To avert catastrophe, the rich countries need to cut greenhouse-gas emissions in the transportation sector by 80 percent to 90 percent in four decades or less. So even once we have a lot of plug-ins, we are still going to need a zero-carbon fuel for much travel — airplanes, big trucks, ships, and cars/SUVs on longer trips. I very much hope that cellulosic biofuels can provide that huge amount of fuel, which would certainly be a stunning achievement given that this country doesn’t yet have a single commercial cellulosic plant.

But I seriously doubt biofuels could do more. The very few people I’ve ever met who think otherwise are nonpragmatic partisans like Khosla, who make heroic assumptions about both technology improvements and the prospects for completely redesigning our agricultural system.

Remember, most countries don’t have the excess arable land that we do. Plus we’ll have some 3 billion more people in 2050 to provide food and water for. And we’ll have probably three times the number of cars. Plus global warming is already causing droughts, desertification, and water shortages, so water shortages will be much worse in 2050 on our current emissions path. Plus our very, very limited use of crops and cropland for energy is already jacking up the price of food to record levels and promoting deforestation around the globe. Speaking pragmatically, just how much excess arable land and water will be available for growing biomass for biofuels in 2050?

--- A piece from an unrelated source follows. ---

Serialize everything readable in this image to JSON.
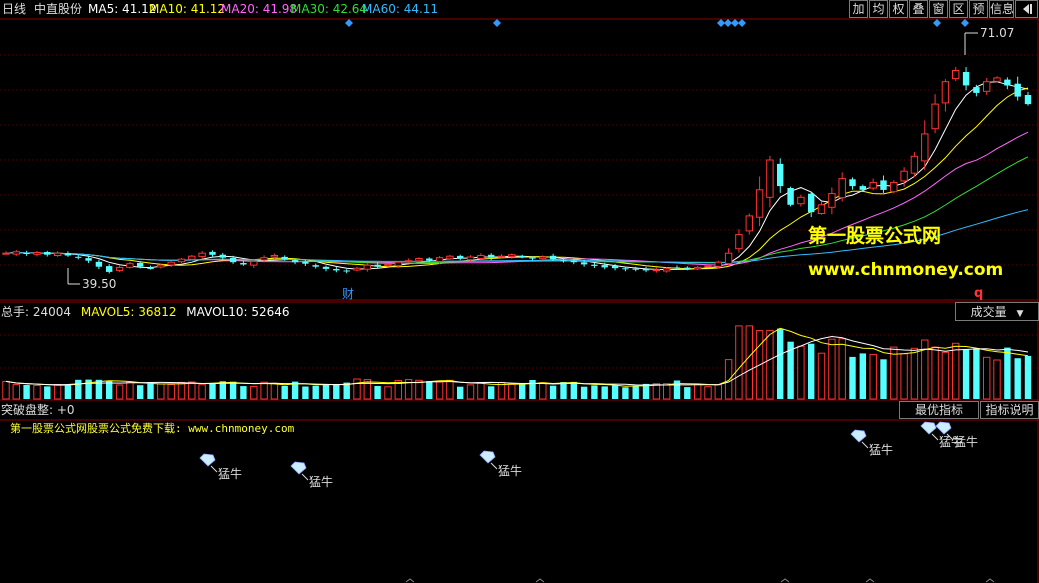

So you can see why an energy pragmatist might believe that most cars/SUVs in 2050 had better be doing most of their travel on carbon-free electricity — or else the dream of avoiding catastrophic climate change by staying below 450 ppm will remain just a dream.

We could use cellulosic biofuels for sure. I hope we get a lot, and I’m glad Khosla is placing some big bets on promising technologies — as the country has for three decades. Just don’t listen to anything he says.

This post was created for, a project of the Center for American Progress Action Fund.